• **WHAT IS EXPECTED**
Where the string "display" occurs in the material below, report the whole line.

• **RECORDS FOR THIS TASK**
══════════════════════════════
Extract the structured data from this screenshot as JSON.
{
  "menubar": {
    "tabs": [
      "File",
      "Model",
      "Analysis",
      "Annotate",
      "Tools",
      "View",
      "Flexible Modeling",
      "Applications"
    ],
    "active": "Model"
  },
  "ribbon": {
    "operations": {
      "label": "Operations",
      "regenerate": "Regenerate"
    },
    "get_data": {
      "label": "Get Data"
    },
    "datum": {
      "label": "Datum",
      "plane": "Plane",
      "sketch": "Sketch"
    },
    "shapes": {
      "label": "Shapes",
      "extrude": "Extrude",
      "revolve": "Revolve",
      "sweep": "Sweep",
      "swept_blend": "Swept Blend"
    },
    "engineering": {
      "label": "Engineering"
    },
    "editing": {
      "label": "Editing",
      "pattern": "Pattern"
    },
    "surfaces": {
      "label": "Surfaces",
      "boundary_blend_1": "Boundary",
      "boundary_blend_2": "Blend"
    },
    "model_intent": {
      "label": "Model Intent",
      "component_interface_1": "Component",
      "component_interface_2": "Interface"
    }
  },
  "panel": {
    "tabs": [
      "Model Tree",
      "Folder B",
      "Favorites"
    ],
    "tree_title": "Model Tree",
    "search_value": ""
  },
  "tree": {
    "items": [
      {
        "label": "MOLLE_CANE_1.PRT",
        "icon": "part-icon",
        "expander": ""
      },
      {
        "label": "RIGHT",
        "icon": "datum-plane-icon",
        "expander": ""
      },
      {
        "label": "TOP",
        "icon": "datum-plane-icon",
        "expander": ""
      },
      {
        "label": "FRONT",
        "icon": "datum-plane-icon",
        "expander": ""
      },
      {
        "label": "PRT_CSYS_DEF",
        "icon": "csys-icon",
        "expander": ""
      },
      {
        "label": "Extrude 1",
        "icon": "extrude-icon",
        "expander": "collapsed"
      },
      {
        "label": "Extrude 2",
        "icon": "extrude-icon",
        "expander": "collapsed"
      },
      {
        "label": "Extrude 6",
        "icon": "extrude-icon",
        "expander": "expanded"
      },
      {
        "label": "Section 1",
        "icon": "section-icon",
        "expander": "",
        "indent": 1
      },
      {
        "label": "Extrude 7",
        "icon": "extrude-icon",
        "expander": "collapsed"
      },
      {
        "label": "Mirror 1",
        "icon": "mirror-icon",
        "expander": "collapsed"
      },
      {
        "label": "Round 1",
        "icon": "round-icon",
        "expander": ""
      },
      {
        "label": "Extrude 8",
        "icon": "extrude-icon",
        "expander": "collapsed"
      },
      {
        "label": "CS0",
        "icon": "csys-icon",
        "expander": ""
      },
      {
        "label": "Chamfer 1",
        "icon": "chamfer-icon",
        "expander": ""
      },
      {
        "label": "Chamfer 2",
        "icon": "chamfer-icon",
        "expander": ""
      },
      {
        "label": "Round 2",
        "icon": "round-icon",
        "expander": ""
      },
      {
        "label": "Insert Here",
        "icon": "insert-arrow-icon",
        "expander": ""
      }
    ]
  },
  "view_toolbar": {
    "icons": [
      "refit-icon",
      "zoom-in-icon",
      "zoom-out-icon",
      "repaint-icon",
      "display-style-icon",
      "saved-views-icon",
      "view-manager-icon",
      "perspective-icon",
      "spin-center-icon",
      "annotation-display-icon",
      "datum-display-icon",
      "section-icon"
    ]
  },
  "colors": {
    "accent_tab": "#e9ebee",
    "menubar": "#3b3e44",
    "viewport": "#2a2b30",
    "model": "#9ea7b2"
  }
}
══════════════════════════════
• **SOLUTION TO THE EXERCISE**
      "display-style-icon",
      "annotation-display-icon",
      "datum-display-icon",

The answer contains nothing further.